PROVIDED ENTRIES
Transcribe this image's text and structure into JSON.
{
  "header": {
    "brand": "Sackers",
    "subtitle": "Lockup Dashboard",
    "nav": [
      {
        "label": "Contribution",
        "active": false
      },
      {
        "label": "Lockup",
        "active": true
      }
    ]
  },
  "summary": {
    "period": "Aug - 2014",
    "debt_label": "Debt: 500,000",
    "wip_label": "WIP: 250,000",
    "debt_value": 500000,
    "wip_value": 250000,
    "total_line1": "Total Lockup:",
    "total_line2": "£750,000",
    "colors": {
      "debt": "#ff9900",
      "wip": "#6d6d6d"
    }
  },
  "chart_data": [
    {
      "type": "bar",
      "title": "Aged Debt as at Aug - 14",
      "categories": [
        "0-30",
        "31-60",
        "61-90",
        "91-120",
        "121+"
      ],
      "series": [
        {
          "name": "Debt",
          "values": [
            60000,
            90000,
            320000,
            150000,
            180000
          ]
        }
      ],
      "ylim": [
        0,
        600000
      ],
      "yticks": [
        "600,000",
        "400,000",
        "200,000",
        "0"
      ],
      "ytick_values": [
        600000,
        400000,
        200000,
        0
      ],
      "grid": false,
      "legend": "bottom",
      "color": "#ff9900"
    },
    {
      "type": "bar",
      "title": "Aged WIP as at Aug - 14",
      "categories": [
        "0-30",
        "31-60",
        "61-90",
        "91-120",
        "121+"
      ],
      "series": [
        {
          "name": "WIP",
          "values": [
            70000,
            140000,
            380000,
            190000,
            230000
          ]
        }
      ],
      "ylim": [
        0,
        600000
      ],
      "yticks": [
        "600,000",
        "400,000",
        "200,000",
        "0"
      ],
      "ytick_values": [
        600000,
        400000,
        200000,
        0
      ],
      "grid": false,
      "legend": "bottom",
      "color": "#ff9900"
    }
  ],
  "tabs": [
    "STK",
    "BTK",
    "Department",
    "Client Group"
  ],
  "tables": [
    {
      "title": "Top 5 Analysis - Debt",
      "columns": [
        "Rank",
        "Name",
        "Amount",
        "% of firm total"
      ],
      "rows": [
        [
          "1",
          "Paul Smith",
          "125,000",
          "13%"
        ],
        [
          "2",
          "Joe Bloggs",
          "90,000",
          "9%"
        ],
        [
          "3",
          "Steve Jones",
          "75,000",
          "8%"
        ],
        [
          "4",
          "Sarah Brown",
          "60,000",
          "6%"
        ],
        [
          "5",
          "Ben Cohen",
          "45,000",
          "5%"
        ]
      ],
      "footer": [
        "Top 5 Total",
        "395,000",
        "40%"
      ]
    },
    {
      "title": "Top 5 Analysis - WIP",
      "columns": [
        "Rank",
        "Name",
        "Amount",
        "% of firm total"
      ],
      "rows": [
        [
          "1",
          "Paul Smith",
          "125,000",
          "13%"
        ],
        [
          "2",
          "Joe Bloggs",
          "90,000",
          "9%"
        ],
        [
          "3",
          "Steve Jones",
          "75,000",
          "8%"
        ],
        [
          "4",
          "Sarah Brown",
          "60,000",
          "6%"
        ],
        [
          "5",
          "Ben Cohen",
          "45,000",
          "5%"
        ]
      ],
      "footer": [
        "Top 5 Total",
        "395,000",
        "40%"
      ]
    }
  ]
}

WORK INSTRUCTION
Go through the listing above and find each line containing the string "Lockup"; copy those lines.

SOLVED PROBLEM
    "subtitle": "Lockup Dashboard",
        "label": "Lockup",
    "total_line1": "Total Lockup:",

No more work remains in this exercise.